For instance, I didn’t know that I was the type of person who would tell a murderer where an innocent person was hiding. Not that she was all that innocent, and not that he was a murderer: just a clueless seventeen-year-old townie, lost on his way to the music department for a flute lesson. He happened to walk into Howard Hall with what looked like a gun but was actually a flute case as a car backfired and a frightened freshman texted that he’d heard gun shots, and campus police were alerted. When he looked at me—this pasty, brown-eyed stranger—I knew I was dead, and I just wanted her to be dead, too. So I said, “Someone’s in there,” and gave the door one last try so we could enter together.

 “You need to come with us,” Curt says, and I all I can think to say back is, “I don’t love you.” He laughs. 

So I resurrect myself, still in my raggy sweats, and put on a pair of flip flops, and don’t bother combing my hair. “You look great,” says Tara, by which she means I look awful. She drapes a fleece hoodie over my shoulders, and we all make our way down the empty hallway, down the empty stairwell, the scuffed fake-marble floors, and out the double doors into an afternoon that seems washed clean of all colors but white and pale green. My contact lenses are cloudy with goo. I realized Craig is gone. Tara and Curt are on either side of me. The quad is full of people—students, professors, strangers—shouting and holding signs: Dr. D Must Go! and pictures of Dr. Frame with a halo around her gray head, and pictures of me with Justice for Margaret scrawled across my neck.

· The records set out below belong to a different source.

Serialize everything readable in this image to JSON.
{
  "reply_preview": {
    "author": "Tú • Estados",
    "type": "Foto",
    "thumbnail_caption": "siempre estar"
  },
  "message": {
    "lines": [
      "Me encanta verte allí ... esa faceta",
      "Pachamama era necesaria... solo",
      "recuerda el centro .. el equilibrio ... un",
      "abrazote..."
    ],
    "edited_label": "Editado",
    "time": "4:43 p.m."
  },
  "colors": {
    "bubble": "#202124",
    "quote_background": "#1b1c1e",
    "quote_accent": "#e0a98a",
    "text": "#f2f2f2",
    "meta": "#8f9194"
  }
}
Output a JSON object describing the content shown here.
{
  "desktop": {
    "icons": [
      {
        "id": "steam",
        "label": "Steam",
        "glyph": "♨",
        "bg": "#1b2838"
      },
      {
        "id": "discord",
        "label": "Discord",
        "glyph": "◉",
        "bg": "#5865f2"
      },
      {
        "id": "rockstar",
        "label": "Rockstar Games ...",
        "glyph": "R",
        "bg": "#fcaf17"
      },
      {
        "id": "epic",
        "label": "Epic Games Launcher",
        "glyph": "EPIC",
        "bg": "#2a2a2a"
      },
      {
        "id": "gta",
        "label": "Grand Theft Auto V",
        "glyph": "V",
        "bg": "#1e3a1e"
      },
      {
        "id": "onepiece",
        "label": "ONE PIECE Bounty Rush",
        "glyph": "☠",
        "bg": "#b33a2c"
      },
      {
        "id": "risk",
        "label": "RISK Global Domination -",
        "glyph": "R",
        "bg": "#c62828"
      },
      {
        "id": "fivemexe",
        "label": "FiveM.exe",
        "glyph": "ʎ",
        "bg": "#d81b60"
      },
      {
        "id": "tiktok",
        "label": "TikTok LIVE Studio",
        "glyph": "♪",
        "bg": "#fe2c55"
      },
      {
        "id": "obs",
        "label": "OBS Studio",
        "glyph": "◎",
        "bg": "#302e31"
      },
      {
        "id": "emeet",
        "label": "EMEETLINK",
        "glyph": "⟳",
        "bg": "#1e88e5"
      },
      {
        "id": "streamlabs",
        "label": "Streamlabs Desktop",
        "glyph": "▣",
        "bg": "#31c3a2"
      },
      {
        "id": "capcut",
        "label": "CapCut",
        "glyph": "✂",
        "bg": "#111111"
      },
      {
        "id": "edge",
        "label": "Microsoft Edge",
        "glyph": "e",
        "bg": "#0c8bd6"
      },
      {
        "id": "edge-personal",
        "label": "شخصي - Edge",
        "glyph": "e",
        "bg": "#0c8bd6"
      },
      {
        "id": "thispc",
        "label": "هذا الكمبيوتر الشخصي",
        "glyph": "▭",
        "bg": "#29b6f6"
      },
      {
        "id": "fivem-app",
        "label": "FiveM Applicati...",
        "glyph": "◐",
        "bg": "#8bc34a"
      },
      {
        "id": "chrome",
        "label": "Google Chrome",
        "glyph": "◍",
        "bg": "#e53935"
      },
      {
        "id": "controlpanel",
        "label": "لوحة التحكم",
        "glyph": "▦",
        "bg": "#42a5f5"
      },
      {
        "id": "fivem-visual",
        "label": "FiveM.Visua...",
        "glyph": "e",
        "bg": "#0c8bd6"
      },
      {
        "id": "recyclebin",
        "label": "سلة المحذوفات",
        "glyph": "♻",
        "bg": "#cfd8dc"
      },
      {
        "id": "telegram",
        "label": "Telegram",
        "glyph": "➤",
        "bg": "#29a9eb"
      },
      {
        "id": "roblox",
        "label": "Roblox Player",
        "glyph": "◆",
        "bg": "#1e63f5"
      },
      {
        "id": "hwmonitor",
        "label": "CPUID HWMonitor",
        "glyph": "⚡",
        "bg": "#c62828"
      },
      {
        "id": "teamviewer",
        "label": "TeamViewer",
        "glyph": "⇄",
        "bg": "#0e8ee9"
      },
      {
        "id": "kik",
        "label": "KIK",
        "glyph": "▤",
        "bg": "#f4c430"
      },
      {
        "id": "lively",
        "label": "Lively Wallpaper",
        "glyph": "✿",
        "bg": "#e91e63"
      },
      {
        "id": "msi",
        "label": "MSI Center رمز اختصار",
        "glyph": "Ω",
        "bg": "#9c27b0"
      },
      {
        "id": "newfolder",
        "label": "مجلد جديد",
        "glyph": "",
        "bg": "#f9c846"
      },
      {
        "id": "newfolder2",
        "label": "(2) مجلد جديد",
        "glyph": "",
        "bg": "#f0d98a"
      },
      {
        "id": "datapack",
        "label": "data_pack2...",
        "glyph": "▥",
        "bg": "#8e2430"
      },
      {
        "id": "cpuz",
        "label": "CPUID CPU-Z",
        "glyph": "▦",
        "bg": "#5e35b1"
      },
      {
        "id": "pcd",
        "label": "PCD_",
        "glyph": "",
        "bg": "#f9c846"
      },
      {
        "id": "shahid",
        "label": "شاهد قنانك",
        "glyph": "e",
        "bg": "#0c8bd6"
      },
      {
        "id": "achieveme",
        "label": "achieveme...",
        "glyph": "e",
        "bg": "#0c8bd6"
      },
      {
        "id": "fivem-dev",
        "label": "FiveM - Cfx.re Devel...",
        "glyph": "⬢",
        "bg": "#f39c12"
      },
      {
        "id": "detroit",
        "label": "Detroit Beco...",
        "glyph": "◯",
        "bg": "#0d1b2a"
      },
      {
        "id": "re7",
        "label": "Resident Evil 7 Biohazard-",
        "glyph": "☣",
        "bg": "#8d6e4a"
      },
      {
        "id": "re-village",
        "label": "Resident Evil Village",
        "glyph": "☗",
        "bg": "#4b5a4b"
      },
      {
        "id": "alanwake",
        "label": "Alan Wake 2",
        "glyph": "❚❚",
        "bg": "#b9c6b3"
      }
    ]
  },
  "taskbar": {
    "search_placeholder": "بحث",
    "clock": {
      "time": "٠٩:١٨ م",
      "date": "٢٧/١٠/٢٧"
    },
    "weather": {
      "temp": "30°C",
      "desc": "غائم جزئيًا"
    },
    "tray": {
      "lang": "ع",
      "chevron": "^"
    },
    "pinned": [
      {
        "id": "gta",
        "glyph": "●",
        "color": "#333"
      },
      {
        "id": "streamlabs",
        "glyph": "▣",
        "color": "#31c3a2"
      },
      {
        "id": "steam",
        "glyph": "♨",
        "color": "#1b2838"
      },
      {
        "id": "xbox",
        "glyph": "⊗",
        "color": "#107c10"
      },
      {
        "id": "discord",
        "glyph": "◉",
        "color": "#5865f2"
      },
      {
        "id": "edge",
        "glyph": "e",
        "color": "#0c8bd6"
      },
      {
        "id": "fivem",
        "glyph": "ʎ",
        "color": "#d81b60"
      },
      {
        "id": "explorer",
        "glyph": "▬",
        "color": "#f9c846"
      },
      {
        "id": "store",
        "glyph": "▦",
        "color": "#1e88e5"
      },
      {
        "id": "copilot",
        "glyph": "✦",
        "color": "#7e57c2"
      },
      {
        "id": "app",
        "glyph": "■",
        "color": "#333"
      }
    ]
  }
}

“Isn’t this great?” shouts Curt. 

“I didn’t even study for that history test,” shouts Tara. 

I feel people touching me, fingers reaching out; somebody puts a crown of daisies on my head and I knock them off and I push my way through, losing Tara and Curt, swan-diving my hands so I can burrow into the body of this crowd, a human-made maze I have to carve through like a worm, tunneling across the grass that was just yesterday full of hackey sackers and a hot air balloon, now gone to who knows where. The crowd thins and I keep running until I reach Howard Hall; no one sees me enter through the side door or take the echoing steps up to the second floor. 

The hallway is dim, the offices empty because everyone is outside, shouting about the unfairness of the world. I stop by her door: darkness inside the glass. I think of the last time I was here, the townie and I staring at each other, then campus police storming up the stairs, guns drawn, the boy—his name was Steven Riley—dropping his flute, being tackled to the ground. I heard his parents are suing the college, suing Dr. D, suing the officer who handcuffed him, suing the music teacher who failed to give proper directions. 

Dr. D came trembling out of her office, her eyes wide and red. “Margaret,” she said. “We were both so frightened.”

I turned to the officer holding the handcuffed boy, who was crying. “My professor left me out here to die,” I said, and this went in the report, went in the campus newspaper, went online, went everywhere. I waited for Dr. D to say something in her defense, or accuse me of trying to kill her right back, but she didn’t. I have the weird thought that she’s in there right now. I have the weirder thought that I’m in there, too, that the two of us are sitting in the dark, watching this other me pace outside the door. The panes of glass are cloudy as ice, and I’m just the shadow creature moving toward the surface, then falling away. 

Becky Hagenston is the author of four story collections, most recently The Age of Discovery and Other Stories, which won The Journal’s Non/Fiction Prize. Her work has been chosen for a Pushcart Prize and twice for an O. Henry Award. She is a professor of English at Mississippi State University.